Groups petition to save coral

NO TRANSPLANT::Environmentalist groups disagree with the MOEA about transplanting a coral habitat that overlaps a site where CPC Corp plans to build a natural gas terminal

By Lin Chia-nan  /  Staff reporter

Sat, Oct 07, 2017 - Page 3

Environmental groups yesterday petitioned the Council of Agriculture (COA) to protect the first-level endangered coral Polycyathus chaishanensis from CPC Corp, Taiwan’s (CPC) development project in Taoyuan’s Guanyin Industrial Park, by designating its habitat as a conservation area.

The coral’s habitat overlaps with CPC’s planned site for its third liquefied natural gas terminal, on which construction was originally scheduled to begin in August. The terminal is to supply natural gas to Taiwan Power Co’s Datan Power Station from July 2022.

Due to the project’s ecological conflict, Vice Minister of Economic Affairs Yang Wei-fu (楊偉甫) last month said the ministry would consider the Port of Taipei in New Taipei City’s Bali District (八里) as an alternative site for the terminal.

However, Minister of Economic Affairs Shen Jong-chin (沈榮津) said in a question-and-answer session at the Legislative Yuan on Thursday that the project would remain at the same location while the coral would be transplanted elsewhere.

Transplanting coral “is almost impossible” given its particular living requirements, Academia Sinica biologist Allen Chen (陳昭倫) said, adding that the ministry should weigh its statement against scientific evidence.

No study has proved that transplanting coral is feasible, he said, whose own study, “Unprecedented calcareous algal reefs in northern Taiwan merit a high conservation priority,” was accepted by the journal Coral Reefs in August.

Receiving the group’s petition on behalf of the council, Forestry Bureau’s Conservation Division director Hsia Jung-sheng (夏榮生) said she could not comment on Shen’s remark, as the ministry had not presented any plan regarding transplanting the coral.

The bureau would protect the coral in line with the Wildlife Conservation Act (野生動物保育法), she said, adding that the Taoyuan City Government is dealing with the conservation area issue and would announce a decision soon.

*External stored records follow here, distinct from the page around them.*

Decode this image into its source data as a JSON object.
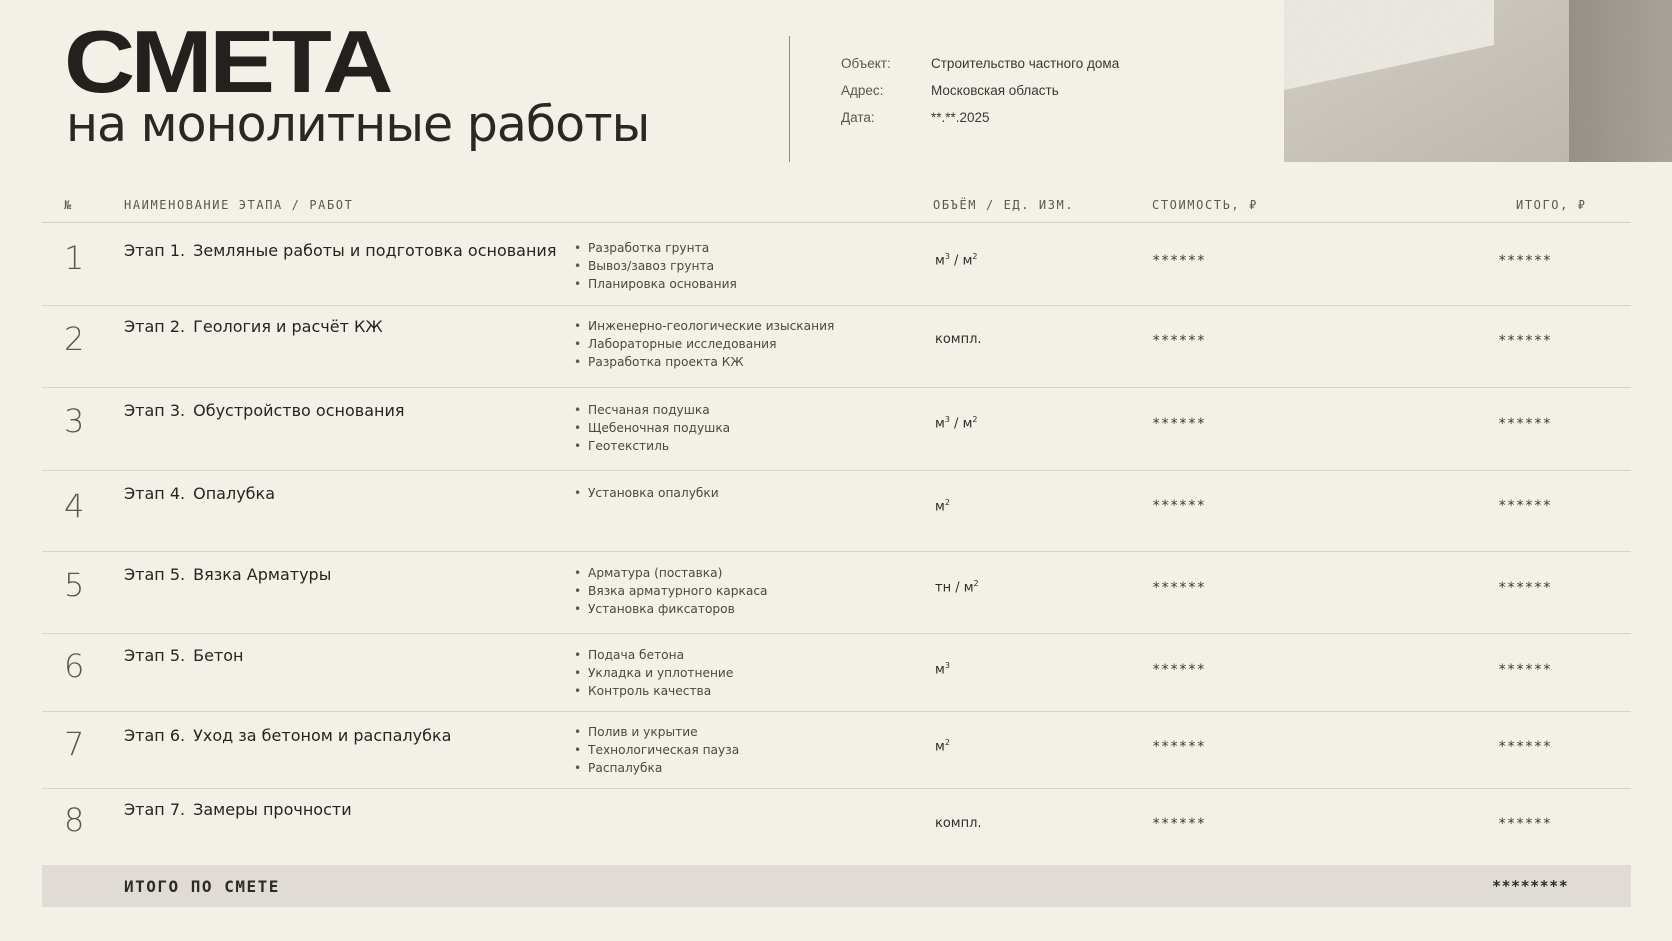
{
  "title": "СМЕТА",
  "subtitle": "на монолитные работы",
  "meta": [
    {
      "key": "Объект:",
      "value": "Строительство частного дома"
    },
    {
      "key": "Адрес:",
      "value": "Московская область"
    },
    {
      "key": "Дата:",
      "value": "**.**.2025"
    }
  ],
  "header": {
    "num": "№",
    "name": "НАИМЕНОВАНИЕ ЭТАПА / РАБОТ",
    "unit": "ОБЪЁМ / ЕД. ИЗМ.",
    "cost": "СТОИМОСТЬ, ₽",
    "total": "ИТОГО, ₽"
  },
  "rows": [
    {
      "num": "1",
      "label": "Этап 1.",
      "name": "Земляные работы и подготовка основания",
      "items": [
        "Разработка грунта",
        "Вывоз/завоз грунта",
        "Планировка основания"
      ],
      "unit_base": "м",
      "unit_sup": "3",
      "unit_sep": " / ",
      "unit_base2": "м",
      "unit_sup2": "2",
      "cost": "******",
      "total": "******"
    },
    {
      "num": "2",
      "label": "Этап 2.",
      "name": "Геология и расчёт КЖ",
      "items": [
        "Инженерно-геологические изыскания",
        "Лабораторные исследования",
        "Разработка проекта КЖ"
      ],
      "unit_base": "компл.",
      "unit_sup": "",
      "unit_sep": "",
      "unit_base2": "",
      "unit_sup2": "",
      "cost": "******",
      "total": "******"
    },
    {
      "num": "3",
      "label": "Этап 3.",
      "name": "Обустройство основания",
      "items": [
        "Песчаная подушка",
        "Щебеночная подушка",
        "Геотекстиль"
      ],
      "unit_base": "м",
      "unit_sup": "3",
      "unit_sep": " / ",
      "unit_base2": "м",
      "unit_sup2": "2",
      "cost": "******",
      "total": "******"
    },
    {
      "num": "4",
      "label": "Этап 4.",
      "name": "Опалубка",
      "items": [
        "Установка опалубки"
      ],
      "unit_base": "м",
      "unit_sup": "2",
      "unit_sep": "",
      "unit_base2": "",
      "unit_sup2": "",
      "cost": "******",
      "total": "******"
    },
    {
      "num": "5",
      "label": "Этап 5.",
      "name": "Вязка Арматуры",
      "items": [
        "Арматура (поставка)",
        "Вязка арматурного каркаса",
        "Установка фиксаторов"
      ],
      "unit_base": "тн",
      "unit_sup": "",
      "unit_sep": " / ",
      "unit_base2": "м",
      "unit_sup2": "2",
      "cost": "******",
      "total": "******"
    },
    {
      "num": "6",
      "label": "Этап 5.",
      "name": "Бетон",
      "items": [
        "Подача бетона",
        "Укладка и уплотнение",
        "Контроль качества"
      ],
      "unit_base": "м",
      "unit_sup": "3",
      "unit_sep": "",
      "unit_base2": "",
      "unit_sup2": "",
      "cost": "******",
      "total": "******"
    },
    {
      "num": "7",
      "label": "Этап 6.",
      "name": "Уход за бетоном и распалубка",
      "items": [
        "Полив и укрытие",
        "Технологическая пауза",
        "Распалубка"
      ],
      "unit_base": "м",
      "unit_sup": "2",
      "unit_sep": "",
      "unit_base2": "",
      "unit_sup2": "",
      "cost": "******",
      "total": "******"
    },
    {
      "num": "8",
      "label": "Этап 7.",
      "name": "Замеры прочности",
      "items": [],
      "unit_base": "компл.",
      "unit_sup": "",
      "unit_sep": "",
      "unit_base2": "",
      "unit_sup2": "",
      "cost": "******",
      "total": "******"
    }
  ],
  "footer": {
    "label": "ИТОГО ПО СМЕТЕ",
    "value": "********"
  },
  "colors": {
    "background": "#f3f0e8",
    "footer_band": "#e0dcd5",
    "text": "#2b2925"
  }
}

According to the act, those who hunt or kill protected species face fines between NT$200,000 and NT$1 million (US$6,584 and US$32,921) along with a prison term of between six months and five years.

Shen had been misled by Taiwan Wetland Society researchers, Taoyuan Local Union director-general Pan Chong-cheng (潘忠政) said, adding that they had said local wildlife was sparse to cover up for CPC, who had commissioned their research.

The project passed an environmental impact assessment (EIA) in 1999, but CPA was required to file an environmental difference analysis with the Environmental Protection Administration (EPA), as it had not started construction three years after passing the EIA.

The EPA in June convened an ad hoc committee to review the report, but asked CPC to present a strategy to minimize the project’s impact on the local ecosystem.

The company has responded by filing a strategy report with the EPA, which is to convene another review meeting later this month.